Updated: Jul 17, 2020

Your 2020 Update

The 6th of April sees the start of the new tax year and with a new tax year comes new tax rules, including the dreaded Inheritance Tax.


However, we have some good news! This year the residence nil rate band has been increased to £175,000 meaning that, as of 6 April 2020, most married couples will be able to leave £1 million without paying any inheritance tax.



What is Inheritance Tax?


Inheritance Tax is a hot topic, mainly with people not wanting to pay it, or more accurately not wanting their beneficiaries to pay it after their death. The great publicity which often surrounds Inheritance Tax is, however, surprising when you consider that only 5% of estates of people who die are subject to Inheritance Tax.


Everybody has a nil rate band of £325,000. This means that if your estate (the value of everything that you own) is less than £325,000 there will be no inheritance tax to pay.


If you are married or you have entered into a civil partnership, you can transfer your nil rate band to your spouse. This means that usually there will be no inheritance tax to pay on the first death. Then, when the second person passes away, their Estate can claim their spouse's nil rate band as well as their own. This means that their Estate could have up to a £650,000 tax-free allowance.

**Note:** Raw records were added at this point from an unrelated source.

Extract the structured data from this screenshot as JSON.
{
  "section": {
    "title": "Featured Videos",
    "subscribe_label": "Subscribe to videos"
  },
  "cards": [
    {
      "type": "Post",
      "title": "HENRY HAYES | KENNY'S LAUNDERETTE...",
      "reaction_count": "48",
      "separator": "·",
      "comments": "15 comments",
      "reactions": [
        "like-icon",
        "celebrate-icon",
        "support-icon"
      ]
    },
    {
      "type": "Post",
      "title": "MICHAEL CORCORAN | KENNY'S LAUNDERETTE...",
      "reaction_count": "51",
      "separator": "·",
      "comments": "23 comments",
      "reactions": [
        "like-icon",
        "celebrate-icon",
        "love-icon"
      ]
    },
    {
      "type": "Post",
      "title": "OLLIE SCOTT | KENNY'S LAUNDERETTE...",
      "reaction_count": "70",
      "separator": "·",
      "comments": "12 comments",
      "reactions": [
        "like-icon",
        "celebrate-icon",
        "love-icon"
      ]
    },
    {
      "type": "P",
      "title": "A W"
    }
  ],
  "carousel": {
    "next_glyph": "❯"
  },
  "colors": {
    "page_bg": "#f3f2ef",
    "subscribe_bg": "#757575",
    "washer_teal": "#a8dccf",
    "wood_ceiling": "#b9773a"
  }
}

You must be married or have entered into a civil partnership. There is no such thing as a common-law husband/wife.


Any value over this would potentially be taxed at 40% if no further exemptions are applicable, such as the residence nil rate band.

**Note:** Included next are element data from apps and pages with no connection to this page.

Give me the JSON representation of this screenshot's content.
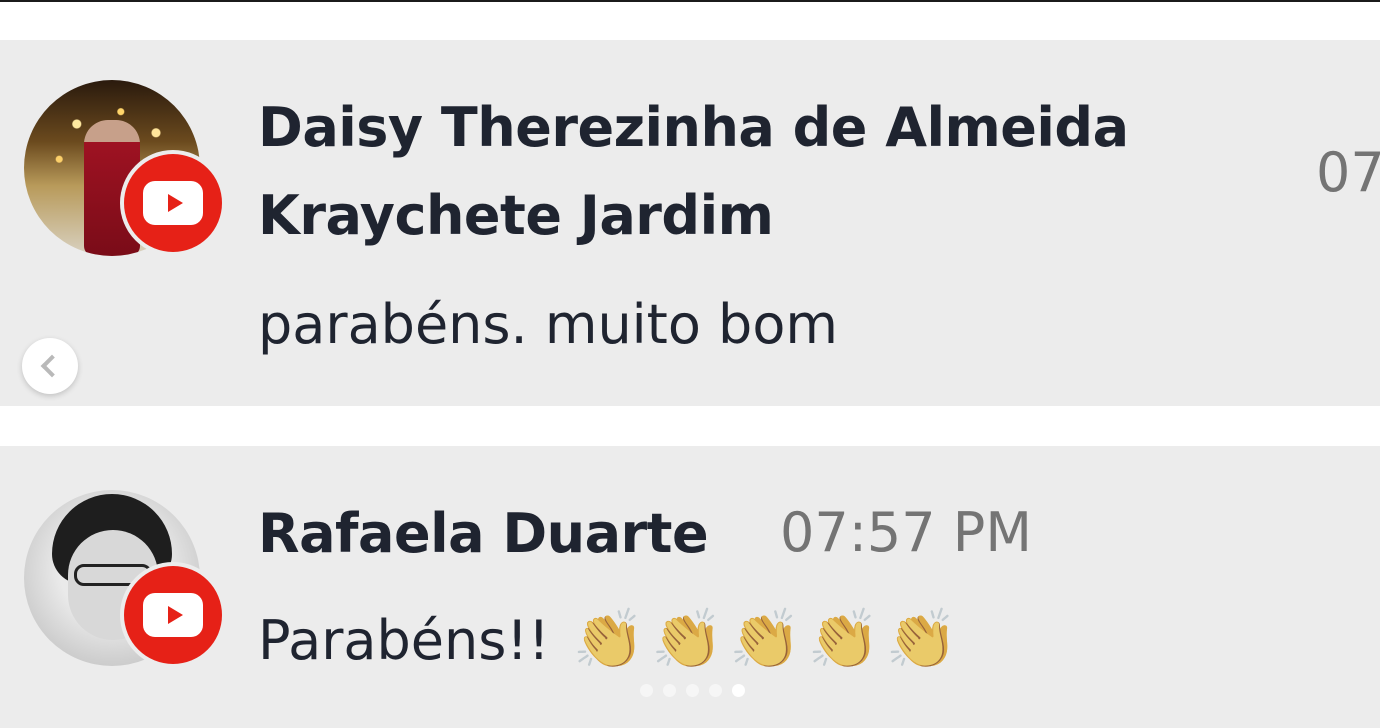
{
  "comments": [
    {
      "author": "Daisy Therezinha de Almeida Kraychete Jardim",
      "time": "07",
      "message": "parabéns. muito bom",
      "platform_icon": "youtube-icon"
    },
    {
      "author": "Rafaela Duarte",
      "time": "07:57 PM",
      "message": "Parabéns!!",
      "emoji": [
        "👏",
        "👏",
        "👏",
        "👏",
        "👏"
      ],
      "platform_icon": "youtube-icon"
    }
  ],
  "carousel": {
    "prev_icon": "chevron-left-icon",
    "total_slides": 5,
    "active_slide": 5
  },
  "colors": {
    "youtube_red": "#e62117",
    "card_bg": "#ececec",
    "author_text": "#1f2430",
    "time_text": "#747474"
  }
}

The transferable nil rate band may be reduced in value if on the first death some gifts or part of the Estate were left to other Beneficiaries who are not exempt such as children, other relatives or friends.


So, if you are married and you have an estate worth up to £650,000 in most cases there will be no inheritance tax to pay.

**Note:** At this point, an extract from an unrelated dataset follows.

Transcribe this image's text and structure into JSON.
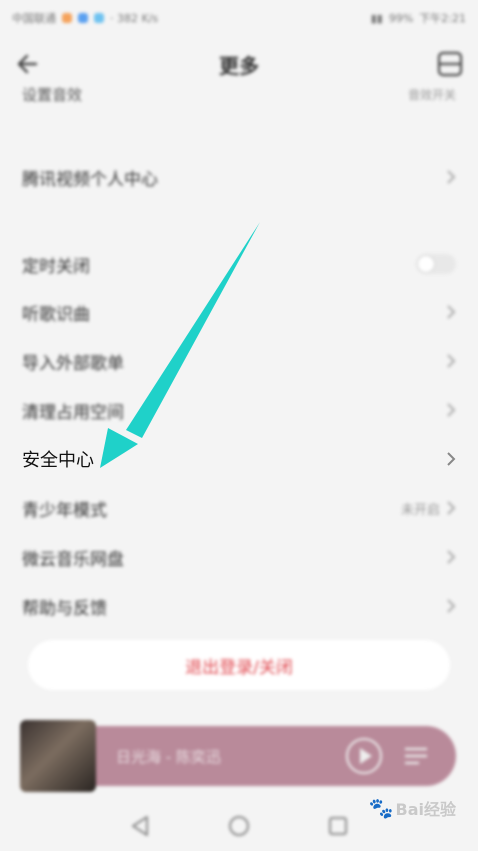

The Residence Nil Rate Band


As of April 2017, if you own a property (or shares in the property) and you are leaving it to their direct descendants (usually children, grandchildren, step-children or foster children) are entitled to an additional tax-free amount. This is called the Residence Nil Rate Band and it effectively increases the threshold for Inheritance Tax.


As of 6 April 2020, the residence